### What is needed:
Down to the last line, repeat the entries exactly.

### Provided information:

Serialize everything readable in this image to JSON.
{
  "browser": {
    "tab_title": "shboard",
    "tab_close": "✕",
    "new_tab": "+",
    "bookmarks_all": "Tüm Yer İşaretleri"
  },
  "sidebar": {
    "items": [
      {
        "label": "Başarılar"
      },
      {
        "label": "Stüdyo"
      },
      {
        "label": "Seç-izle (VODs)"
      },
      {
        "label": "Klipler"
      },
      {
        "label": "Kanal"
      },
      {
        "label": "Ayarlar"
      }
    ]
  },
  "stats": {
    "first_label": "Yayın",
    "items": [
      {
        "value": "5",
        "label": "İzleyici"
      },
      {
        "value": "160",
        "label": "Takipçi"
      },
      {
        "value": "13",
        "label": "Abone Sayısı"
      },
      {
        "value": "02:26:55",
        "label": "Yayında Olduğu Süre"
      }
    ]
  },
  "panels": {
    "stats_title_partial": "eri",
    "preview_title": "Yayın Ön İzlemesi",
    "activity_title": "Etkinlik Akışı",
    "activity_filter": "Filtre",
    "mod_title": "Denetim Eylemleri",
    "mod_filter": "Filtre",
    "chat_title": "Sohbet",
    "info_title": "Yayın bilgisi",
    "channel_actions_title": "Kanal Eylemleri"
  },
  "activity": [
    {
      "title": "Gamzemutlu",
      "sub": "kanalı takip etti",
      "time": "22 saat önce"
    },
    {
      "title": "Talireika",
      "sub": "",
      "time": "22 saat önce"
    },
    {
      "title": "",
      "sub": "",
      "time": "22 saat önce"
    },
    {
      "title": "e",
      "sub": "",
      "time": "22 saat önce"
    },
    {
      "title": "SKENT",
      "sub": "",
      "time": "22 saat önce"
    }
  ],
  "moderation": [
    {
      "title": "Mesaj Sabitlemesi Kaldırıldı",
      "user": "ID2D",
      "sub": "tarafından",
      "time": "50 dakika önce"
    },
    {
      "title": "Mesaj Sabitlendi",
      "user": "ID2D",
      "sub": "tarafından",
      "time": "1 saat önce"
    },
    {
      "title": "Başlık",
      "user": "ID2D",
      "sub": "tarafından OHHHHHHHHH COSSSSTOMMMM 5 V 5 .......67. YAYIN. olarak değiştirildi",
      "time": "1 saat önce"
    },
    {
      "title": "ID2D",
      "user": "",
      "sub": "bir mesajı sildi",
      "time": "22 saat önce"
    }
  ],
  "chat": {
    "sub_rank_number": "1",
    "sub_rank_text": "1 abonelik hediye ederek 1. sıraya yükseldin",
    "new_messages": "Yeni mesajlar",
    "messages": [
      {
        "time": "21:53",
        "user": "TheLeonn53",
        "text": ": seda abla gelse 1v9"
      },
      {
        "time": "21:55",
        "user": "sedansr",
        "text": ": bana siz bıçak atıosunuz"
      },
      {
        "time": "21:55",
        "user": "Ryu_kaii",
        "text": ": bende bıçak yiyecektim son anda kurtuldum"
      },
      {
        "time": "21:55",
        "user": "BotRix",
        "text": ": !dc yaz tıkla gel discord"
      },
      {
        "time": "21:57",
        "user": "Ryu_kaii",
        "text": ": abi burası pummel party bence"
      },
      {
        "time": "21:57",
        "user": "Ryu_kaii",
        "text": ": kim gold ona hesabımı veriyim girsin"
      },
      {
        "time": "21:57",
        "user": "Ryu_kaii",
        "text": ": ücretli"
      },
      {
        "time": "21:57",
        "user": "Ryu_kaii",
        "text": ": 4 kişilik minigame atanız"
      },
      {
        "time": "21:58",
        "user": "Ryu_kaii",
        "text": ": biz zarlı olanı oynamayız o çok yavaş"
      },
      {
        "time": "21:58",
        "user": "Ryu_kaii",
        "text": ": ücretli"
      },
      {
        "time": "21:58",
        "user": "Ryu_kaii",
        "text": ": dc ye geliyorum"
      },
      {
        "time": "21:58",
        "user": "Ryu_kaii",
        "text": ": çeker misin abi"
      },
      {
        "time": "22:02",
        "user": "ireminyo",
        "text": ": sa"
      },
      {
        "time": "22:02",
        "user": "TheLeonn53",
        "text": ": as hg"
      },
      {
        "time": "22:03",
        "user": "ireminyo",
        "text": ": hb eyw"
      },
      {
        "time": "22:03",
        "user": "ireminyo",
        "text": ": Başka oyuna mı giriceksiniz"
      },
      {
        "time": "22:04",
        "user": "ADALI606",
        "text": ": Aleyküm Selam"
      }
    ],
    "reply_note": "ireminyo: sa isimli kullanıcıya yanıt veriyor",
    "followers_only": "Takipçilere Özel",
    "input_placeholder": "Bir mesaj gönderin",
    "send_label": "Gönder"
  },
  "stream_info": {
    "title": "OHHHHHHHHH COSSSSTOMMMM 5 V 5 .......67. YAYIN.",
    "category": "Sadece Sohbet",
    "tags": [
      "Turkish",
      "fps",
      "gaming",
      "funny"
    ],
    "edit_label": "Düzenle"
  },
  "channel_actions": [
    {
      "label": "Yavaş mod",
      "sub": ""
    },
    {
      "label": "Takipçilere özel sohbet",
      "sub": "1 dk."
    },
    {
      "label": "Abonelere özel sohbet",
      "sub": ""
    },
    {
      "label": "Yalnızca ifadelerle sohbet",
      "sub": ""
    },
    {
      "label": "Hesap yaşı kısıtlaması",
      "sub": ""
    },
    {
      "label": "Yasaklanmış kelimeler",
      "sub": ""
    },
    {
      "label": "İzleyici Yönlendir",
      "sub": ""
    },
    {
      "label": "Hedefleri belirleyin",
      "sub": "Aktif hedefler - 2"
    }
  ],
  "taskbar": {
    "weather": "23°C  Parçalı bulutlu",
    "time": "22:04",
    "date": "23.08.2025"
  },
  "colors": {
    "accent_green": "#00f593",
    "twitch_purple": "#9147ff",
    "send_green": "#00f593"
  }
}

### Response:
Serialize everything readable in this image to JSON.
{
  "browser": {
    "tab_title": "shboard",
    "tab_close": "✕",
    "new_tab": "+",
    "bookmarks_all": "Tüm Yer İşaretleri"
  },
  "sidebar": {
    "items": [
      {
        "label": "Başarılar"
      },
      {
        "label": "Stüdyo"
      },
      {
        "label": "Seç-izle (VODs)"
      },
      {
        "label": "Klipler"
      },
      {
        "label": "Kanal"
      },
      {
        "label": "Ayarlar"
      }
    ]
  },
  "stats": {
    "first_label": "Yayın",
    "items": [
      {
        "value": "5",
        "label": "İzleyici"
      },
      {
        "value": "160",
        "label": "Takipçi"
      },
      {
        "value": "13",
        "label": "Abone Sayısı"
      },
      {
        "value": "02:26:55",
        "label": "Yayında Olduğu Süre"
      }
    ]
  },
  "panels": {
    "stats_title_partial": "eri",
    "preview_title": "Yayın Ön İzlemesi",
    "activity_title": "Etkinlik Akışı",
    "activity_filter": "Filtre",
    "mod_title": "Denetim Eylemleri",
    "mod_filter": "Filtre",
    "chat_title": "Sohbet",
    "info_title": "Yayın bilgisi",
    "channel_actions_title": "Kanal Eylemleri"
  },
  "activity": [
    {
      "title": "Gamzemutlu",
      "sub": "kanalı takip etti",
      "time": "22 saat önce"
    },
    {
      "title": "Talireika",
      "sub": "",
      "time": "22 saat önce"
    },
    {
      "title": "",
      "sub": "",
      "time": "22 saat önce"
    },
    {
      "title": "e",
      "sub": "",
      "time": "22 saat önce"
    },
    {
      "title": "SKENT",
      "sub": "",
      "time": "22 saat önce"
    }
  ],
  "moderation": [
    {
      "title": "Mesaj Sabitlemesi Kaldırıldı",
      "user": "ID2D",
      "sub": "tarafından",
      "time": "50 dakika önce"
    },
    {
      "title": "Mesaj Sabitlendi",
      "user": "ID2D",
      "sub": "tarafından",
      "time": "1 saat önce"
    },
    {
      "title": "Başlık",
      "user": "ID2D",
      "sub": "tarafından OHHHHHHHHH COSSSSTOMMMM 5 V 5 .......67. YAYIN. olarak değiştirildi",
      "time": "1 saat önce"
    },
    {
      "title": "ID2D",
      "user": "",
      "sub": "bir mesajı sildi",
      "time": "22 saat önce"
    }
  ],
  "chat": {
    "sub_rank_number": "1",
    "sub_rank_text": "1 abonelik hediye ederek 1. sıraya yükseldin",
    "new_messages": "Yeni mesajlar",
    "messages": [
      {
        "time": "21:53",
        "user": "TheLeonn53",
        "text": ": seda abla gelse 1v9"
      },
      {
        "time": "21:55",
        "user": "sedansr",
        "text": ": bana siz bıçak atıosunuz"
      },
      {
        "time": "21:55",
        "user": "Ryu_kaii",
        "text": ": bende bıçak yiyecektim son anda kurtuldum"
      },
      {
        "time": "21:55",
        "user": "BotRix",
        "text": ": !dc yaz tıkla gel discord"
      },
      {
        "time": "21:57",
        "user": "Ryu_kaii",
        "text": ": abi burası pummel party bence"
      },
      {
        "time": "21:57",
        "user": "Ryu_kaii",
        "text": ": kim gold ona hesabımı veriyim girsin"
      },
      {
        "time": "21:57",
        "user": "Ryu_kaii",
        "text": ": ücretli"
      },
      {
        "time": "21:57",
        "user": "Ryu_kaii",
        "text": ": 4 kişilik minigame atanız"
      },
      {
        "time": "21:58",
        "user": "Ryu_kaii",
        "text": ": biz zarlı olanı oynamayız o çok yavaş"
      },
      {
        "time": "21:58",
        "user": "Ryu_kaii",
        "text": ": ücretli"
      },
      {
        "time": "21:58",
        "user": "Ryu_kaii",
        "text": ": dc ye geliyorum"
      },
      {
        "time": "21:58",
        "user": "Ryu_kaii",
        "text": ": çeker misin abi"
      },
      {
        "time": "22:02",
        "user": "ireminyo",
        "text": ": sa"
      },
      {
        "time": "22:02",
        "user": "TheLeonn53",
        "text": ": as hg"
      },
      {
        "time": "22:03",
        "user": "ireminyo",
        "text": ": hb eyw"
      },
      {
        "time": "22:03",
        "user": "ireminyo",
        "text": ": Başka oyuna mı giriceksiniz"
      },
      {
        "time": "22:04",
        "user": "ADALI606",
        "text": ": Aleyküm Selam"
      }
    ],
    "reply_note": "ireminyo: sa isimli kullanıcıya yanıt veriyor",
    "followers_only": "Takipçilere Özel",
    "input_placeholder": "Bir mesaj gönderin",
    "send_label": "Gönder"
  },
  "stream_info": {
    "title": "OHHHHHHHHH COSSSSTOMMMM 5 V 5 .......67. YAYIN.",
    "category": "Sadece Sohbet",
    "tags": [
      "Turkish",
      "fps",
      "gaming",
      "funny"
    ],
    "edit_label": "Düzenle"
  },
  "channel_actions": [
    {
      "label": "Yavaş mod",
      "sub": ""
    },
    {
      "label": "Takipçilere özel sohbet",
      "sub": "1 dk."
    },
    {
      "label": "Abonelere özel sohbet",
      "sub": ""
    },
    {
      "label": "Yalnızca ifadelerle sohbet",
      "sub": ""
    },
    {
      "label": "Hesap yaşı kısıtlaması",
      "sub": ""
    },
    {
      "label": "Yasaklanmış kelimeler",
      "sub": ""
    },
    {
      "label": "İzleyici Yönlendir",
      "sub": ""
    },
    {
      "label": "Hedefleri belirleyin",
      "sub": "Aktif hedefler - 2"
    }
  ],
  "taskbar": {
    "weather": "23°C  Parçalı bulutlu",
    "time": "22:04",
    "date": "23.08.2025"
  },
  "colors": {
    "accent_green": "#00f593",
    "twitch_purple": "#9147ff",
    "send_green": "#00f593"
  }
}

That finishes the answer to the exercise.